Folks, there's some good news I have to share with you. PurelyFunctional.tv is doing really well. Better than ever, in fact. But to keep up with the times, I have to keep evolving it. PurelyFunctional.tv will expand into new programming languages, probably Rust, TypeScript, and/or Kotlin, in the next few months. To do so, I'm switching from a membership model to an individual course sale model. This may affect you, so I want to be transparent about it. Read more about the change here.

Clojure Challenge 🤔

Last week's challenge

The challenge in Issue 368 was to remove the last vowel from every word in a sentence. There were many submissions. You can see them here.

You can leave comments on these submissions in the gist itself. Please leave comments! You can also hit the Subscribe button to keep abreast of the comments. We're all here to learn.

This week's challenge

Depth of a nested structure

Clojure code often deals with deeply nested collections. Your task is to write a function that finds the maximum depth of any given value.
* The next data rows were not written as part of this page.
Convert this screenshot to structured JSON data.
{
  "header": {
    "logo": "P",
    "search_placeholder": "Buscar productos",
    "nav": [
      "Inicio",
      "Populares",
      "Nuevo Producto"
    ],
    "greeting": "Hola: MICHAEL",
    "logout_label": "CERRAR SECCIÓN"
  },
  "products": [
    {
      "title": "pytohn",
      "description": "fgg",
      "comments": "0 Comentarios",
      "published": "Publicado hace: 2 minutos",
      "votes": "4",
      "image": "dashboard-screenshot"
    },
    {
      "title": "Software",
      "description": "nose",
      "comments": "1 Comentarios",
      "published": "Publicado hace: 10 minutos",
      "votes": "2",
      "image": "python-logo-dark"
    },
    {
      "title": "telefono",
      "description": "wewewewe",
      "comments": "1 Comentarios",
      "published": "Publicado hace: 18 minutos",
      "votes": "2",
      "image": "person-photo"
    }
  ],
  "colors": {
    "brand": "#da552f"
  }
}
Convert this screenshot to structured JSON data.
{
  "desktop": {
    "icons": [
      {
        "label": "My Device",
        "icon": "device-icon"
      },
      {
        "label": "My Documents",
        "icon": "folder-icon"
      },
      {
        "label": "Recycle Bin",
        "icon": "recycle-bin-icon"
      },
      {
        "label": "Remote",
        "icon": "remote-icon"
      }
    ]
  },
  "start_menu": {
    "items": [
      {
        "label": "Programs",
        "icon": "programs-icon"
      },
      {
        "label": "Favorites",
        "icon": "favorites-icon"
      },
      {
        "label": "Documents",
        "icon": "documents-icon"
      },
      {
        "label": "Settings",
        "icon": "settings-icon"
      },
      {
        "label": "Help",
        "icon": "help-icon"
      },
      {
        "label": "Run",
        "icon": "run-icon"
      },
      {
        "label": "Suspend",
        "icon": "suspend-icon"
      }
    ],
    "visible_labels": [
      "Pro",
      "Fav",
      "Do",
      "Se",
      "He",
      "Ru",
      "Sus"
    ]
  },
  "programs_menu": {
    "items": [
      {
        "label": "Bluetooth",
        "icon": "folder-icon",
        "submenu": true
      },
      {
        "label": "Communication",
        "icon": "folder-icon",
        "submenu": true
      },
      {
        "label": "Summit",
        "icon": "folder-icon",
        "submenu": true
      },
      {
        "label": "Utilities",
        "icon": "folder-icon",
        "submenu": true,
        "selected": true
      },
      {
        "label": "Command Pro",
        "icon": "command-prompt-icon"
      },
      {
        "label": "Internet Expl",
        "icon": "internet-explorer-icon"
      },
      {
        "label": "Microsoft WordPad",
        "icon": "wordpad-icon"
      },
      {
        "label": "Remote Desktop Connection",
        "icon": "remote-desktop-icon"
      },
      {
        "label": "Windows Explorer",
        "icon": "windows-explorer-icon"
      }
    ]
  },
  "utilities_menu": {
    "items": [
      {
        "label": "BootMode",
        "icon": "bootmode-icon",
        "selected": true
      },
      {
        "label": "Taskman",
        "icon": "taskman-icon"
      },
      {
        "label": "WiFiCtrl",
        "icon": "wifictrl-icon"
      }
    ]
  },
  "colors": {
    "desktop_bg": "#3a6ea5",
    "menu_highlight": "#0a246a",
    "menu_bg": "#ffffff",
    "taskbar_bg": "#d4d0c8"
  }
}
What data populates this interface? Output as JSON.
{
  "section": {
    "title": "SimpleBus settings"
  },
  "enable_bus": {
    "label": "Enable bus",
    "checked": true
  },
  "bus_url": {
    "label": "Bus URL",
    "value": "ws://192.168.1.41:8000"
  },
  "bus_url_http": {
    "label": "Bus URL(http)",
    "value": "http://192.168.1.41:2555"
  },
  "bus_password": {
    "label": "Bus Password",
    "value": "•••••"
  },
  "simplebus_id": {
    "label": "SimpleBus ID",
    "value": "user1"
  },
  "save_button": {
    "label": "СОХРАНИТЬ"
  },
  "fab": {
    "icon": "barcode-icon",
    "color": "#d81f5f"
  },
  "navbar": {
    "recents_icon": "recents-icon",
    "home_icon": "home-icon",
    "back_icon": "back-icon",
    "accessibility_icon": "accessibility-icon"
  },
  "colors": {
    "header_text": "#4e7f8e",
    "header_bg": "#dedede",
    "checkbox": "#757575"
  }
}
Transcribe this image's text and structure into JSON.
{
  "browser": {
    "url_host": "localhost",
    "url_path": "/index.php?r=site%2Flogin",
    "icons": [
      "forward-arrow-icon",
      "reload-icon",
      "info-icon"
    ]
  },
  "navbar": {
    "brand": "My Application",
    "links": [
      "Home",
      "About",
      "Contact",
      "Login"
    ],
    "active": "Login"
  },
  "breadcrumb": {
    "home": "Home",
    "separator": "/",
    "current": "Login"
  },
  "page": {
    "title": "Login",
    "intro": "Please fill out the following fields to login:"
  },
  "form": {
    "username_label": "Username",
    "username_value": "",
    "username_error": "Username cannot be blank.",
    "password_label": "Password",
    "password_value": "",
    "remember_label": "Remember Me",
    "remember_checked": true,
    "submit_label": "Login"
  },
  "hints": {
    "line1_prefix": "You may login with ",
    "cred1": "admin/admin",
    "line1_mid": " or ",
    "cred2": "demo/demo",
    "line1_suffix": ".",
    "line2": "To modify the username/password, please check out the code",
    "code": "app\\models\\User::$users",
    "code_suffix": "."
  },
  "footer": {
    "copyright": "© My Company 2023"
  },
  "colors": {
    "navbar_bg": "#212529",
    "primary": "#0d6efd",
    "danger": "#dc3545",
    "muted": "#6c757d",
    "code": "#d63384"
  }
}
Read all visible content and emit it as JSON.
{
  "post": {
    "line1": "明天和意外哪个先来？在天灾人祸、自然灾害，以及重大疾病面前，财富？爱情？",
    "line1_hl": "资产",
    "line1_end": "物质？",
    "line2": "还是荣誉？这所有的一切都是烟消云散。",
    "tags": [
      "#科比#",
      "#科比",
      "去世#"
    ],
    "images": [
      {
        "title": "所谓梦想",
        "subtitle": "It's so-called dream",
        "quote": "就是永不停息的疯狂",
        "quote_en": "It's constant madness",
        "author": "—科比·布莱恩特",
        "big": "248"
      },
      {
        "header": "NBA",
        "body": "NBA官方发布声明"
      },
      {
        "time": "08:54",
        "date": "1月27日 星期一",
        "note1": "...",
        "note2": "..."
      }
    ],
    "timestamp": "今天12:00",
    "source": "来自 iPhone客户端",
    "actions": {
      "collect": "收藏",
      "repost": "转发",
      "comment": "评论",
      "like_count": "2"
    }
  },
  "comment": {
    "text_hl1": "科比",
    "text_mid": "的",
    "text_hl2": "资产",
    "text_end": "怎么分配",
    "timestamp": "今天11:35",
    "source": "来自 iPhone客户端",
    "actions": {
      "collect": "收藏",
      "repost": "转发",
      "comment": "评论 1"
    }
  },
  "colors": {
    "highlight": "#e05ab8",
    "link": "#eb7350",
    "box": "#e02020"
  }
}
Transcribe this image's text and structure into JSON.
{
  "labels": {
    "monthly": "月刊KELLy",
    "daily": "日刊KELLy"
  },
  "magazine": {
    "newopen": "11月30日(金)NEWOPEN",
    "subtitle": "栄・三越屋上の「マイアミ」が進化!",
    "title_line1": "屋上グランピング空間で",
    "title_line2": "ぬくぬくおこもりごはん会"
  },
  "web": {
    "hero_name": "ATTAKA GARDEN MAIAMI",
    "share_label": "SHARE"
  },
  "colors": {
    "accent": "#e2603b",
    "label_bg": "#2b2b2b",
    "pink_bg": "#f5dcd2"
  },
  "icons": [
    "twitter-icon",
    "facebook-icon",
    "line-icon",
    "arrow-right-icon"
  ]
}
Examples:

(depth 0) ;=> 0
(depth []) ;=> 1
(depth [[0] [2] [1 [2]]]) ;=> 3

Don't forget the collections include lists, vectors, maps, and sets.

As usual, please reply to this email and let me know what you tried. I'll collect them up and share them in the next issue. If you don't want me to share your submission, let me know.

Rock on! Eric Normand